* _Exercise instructions_: Every line of the entries below that carries the string "JSON" should be copied.
--- Data in this exercise ---
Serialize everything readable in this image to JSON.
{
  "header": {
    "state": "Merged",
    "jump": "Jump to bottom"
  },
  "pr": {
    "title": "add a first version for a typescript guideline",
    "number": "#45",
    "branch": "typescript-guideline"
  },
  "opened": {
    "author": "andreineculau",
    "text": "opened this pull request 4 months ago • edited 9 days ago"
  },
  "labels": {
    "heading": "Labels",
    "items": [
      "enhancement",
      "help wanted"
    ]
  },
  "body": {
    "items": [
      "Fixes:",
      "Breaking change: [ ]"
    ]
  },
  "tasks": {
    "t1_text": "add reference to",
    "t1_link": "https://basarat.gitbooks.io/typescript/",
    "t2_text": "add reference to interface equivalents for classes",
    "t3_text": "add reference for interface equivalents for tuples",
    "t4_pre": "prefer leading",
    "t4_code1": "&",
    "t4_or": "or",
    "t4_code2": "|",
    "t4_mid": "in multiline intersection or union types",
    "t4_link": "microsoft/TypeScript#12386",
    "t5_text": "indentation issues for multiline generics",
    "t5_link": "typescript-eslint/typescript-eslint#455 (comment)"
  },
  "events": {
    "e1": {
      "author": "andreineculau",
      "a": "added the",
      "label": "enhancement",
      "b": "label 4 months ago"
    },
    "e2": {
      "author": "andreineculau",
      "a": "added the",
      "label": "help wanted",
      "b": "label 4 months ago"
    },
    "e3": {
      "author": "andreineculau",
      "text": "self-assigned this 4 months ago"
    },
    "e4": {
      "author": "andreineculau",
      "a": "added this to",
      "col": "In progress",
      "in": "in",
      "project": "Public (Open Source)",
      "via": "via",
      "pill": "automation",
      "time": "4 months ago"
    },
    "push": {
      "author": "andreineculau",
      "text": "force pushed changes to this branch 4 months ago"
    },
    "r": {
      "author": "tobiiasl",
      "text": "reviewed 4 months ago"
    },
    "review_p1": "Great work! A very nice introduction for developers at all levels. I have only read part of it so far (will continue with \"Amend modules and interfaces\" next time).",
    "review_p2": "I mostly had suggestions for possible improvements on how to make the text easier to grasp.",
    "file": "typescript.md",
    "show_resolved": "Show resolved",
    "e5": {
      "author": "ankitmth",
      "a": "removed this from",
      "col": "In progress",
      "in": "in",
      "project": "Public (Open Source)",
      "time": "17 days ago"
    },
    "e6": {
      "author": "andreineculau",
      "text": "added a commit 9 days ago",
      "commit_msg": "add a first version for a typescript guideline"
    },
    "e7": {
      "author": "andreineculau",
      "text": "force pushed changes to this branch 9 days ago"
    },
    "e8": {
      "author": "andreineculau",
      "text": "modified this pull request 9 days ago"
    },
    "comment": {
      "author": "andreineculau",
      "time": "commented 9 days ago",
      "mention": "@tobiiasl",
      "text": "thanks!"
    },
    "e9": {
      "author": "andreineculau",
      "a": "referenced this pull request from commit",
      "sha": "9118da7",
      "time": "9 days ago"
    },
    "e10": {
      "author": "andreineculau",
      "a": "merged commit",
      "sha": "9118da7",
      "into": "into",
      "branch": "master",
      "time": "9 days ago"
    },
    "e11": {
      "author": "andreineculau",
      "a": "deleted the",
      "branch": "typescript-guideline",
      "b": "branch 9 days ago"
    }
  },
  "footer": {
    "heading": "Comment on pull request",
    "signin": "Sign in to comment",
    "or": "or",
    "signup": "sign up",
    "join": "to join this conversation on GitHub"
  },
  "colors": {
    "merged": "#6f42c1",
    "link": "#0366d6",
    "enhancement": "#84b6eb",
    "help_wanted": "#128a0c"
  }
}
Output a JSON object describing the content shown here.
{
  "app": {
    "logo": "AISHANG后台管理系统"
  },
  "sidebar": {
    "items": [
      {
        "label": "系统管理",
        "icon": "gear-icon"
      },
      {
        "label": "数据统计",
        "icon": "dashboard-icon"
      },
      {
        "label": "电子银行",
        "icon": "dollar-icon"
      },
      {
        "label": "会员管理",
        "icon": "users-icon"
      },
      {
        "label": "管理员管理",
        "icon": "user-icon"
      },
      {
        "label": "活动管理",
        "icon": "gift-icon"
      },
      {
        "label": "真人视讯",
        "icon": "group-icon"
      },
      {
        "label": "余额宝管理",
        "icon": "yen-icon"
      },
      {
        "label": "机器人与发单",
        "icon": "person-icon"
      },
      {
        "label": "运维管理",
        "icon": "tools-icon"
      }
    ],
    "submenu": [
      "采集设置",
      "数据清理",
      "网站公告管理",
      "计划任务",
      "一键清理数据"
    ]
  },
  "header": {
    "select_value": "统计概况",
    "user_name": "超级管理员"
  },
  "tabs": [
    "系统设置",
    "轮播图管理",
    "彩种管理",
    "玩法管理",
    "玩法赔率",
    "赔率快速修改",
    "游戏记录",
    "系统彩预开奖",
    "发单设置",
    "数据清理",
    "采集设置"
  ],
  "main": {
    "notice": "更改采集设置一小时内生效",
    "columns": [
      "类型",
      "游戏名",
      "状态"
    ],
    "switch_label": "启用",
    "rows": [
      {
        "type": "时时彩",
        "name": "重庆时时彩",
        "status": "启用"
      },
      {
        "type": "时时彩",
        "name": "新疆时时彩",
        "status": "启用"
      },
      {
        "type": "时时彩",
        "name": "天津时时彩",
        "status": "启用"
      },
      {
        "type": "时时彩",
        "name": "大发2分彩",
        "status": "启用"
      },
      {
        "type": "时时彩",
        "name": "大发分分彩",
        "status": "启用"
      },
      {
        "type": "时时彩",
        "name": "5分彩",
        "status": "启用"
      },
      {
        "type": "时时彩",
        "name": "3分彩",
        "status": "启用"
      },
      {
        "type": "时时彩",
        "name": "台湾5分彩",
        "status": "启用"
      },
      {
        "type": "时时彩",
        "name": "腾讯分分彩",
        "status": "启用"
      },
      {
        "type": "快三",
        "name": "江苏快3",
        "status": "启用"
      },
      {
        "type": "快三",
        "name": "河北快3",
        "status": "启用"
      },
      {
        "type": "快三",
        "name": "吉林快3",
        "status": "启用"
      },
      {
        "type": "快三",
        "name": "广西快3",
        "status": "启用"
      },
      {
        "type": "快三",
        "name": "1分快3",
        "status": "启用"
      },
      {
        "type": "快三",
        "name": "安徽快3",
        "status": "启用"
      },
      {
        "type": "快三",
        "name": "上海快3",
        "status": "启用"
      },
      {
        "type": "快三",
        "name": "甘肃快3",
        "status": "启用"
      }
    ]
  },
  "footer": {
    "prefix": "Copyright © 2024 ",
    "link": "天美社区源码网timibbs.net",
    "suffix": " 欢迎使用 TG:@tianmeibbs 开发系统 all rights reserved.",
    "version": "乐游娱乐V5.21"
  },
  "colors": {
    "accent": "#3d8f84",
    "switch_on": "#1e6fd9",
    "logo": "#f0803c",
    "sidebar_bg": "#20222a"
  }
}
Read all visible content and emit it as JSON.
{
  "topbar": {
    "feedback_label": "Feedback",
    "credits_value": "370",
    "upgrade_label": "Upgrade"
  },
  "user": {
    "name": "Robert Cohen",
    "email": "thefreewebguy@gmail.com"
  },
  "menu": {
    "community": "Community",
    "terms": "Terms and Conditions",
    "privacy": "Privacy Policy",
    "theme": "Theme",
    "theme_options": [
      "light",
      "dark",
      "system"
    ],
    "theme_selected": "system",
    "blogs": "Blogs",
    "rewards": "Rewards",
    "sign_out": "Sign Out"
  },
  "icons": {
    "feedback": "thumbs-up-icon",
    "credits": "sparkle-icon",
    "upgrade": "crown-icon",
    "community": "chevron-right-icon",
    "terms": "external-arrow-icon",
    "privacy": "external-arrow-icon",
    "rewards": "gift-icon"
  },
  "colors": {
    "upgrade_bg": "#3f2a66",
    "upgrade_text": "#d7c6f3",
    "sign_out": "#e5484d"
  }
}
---
* _Output of the exercise_:
Serialize everything readable in this image to JSON.
Output a JSON object describing the content shown here.
Read all visible content and emit it as JSON.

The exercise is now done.